The idea to start a watch specifically for businesses and their owners came up as a response to specific concern from businesses about homeless-related issues. While that was what kicked off the creation of the watch, the department is hoping it will provide a communication channel for a variety of business issues.
As the methods of communication are still being worked out — a Facebook page and text thread were suggested at a meeting the Cloverdale Police Department held with business owners on April 23 — Sgt. Chris Parker said that the goal of the watch is to have a place for open communication between business owners and the police department, as well as a place where owners can inform each other of issues that they’re having.
“There are things that occur where it would help to get info and updates, such as power outages, homeless people camping behind businesses on private property, mentally-unstable people yelling or appearing threatening to pedestrians and customers,” said Kate Barrett, owner of Bolt Fabric + Home, who attended the department’s business watch meeting.
Whatever the communication channel may be, Parker described what his ideal view of a successful business watch would look like:
“An officer goes to a business, identifies someone passing bad checks or whatever … the officer can send that out to the business watch community via text (or something similar) and tell them, ‘Hey, look out for a male subject wearing black pants, black shirt and a mustache, passing fake bills,’” he said. “I think with that information they can be aware of the people coming into their business and look out for that sort of thing.

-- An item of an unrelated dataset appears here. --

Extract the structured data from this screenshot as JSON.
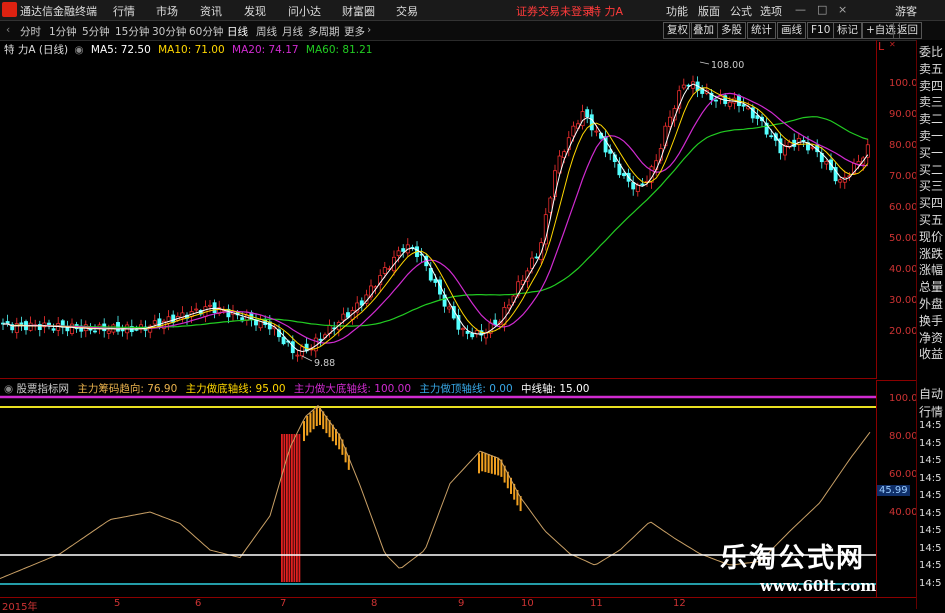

On the flip side, they can report, ‘I saw there’s some blankets and stuff in the back of my (business), there may be someone sleeping there.’"
"Luckily, I have not experienced danger or fraud in my store," said Kelley Voss, owner of Voss Signature Vintage. "But if it were to happen, I would want to get the alert around quickly."
Voss recounted an experience at her store's former location wherein there was a domestic dispute nearby. She called the police, but said it "would have been great to let other businesses know that the police were on the way."
During the business watch’s first meeting, the department went over the results of a business survey that was sent out earlier this year, as well as had a presentation from a government worker about how to spot counterfeit money. The meeting was sparsely attended, possibly due to its mid-day meeting time, but Parker said that the department is hoping to hold an evening meeting later in the year.
The department got the idea from a business watch based on a similar yearly meeting that was held between businesses and police while he was working at the Cotati Police Department.
“In Cotati I always got with the businesses and the cabbies and we round-tabled and did a presentation about what was coming up in the year so we were always on the same page,” Parker said, mentioning that the main issue they were concerned with in Cotati was the “Cotati Crawl,” a weekly bar-hopping event downtown. “We wanted to do kinda the same thing here, so we tied that into the homeless concerns.”
As the kinks of the business watch get worked out — such as building a Facebook page or potentially setting up a text-based contact list — the department will be updating business owners who sign up as part of the business watch. Whatever the method of communication may be, Parker added that he doesn’t want it to become an outlet for off-topic conversation.
Business owners who are interested in being part of the watch and haven’t signed up to be included on the list can do so by emailing Parker at firstname.lastname@example.org. For those who sign up, the department has business watch stickers for business owner’s to include in the windows of their establishments.
This article was edited on May 11 to include quotes from Kelley Voss.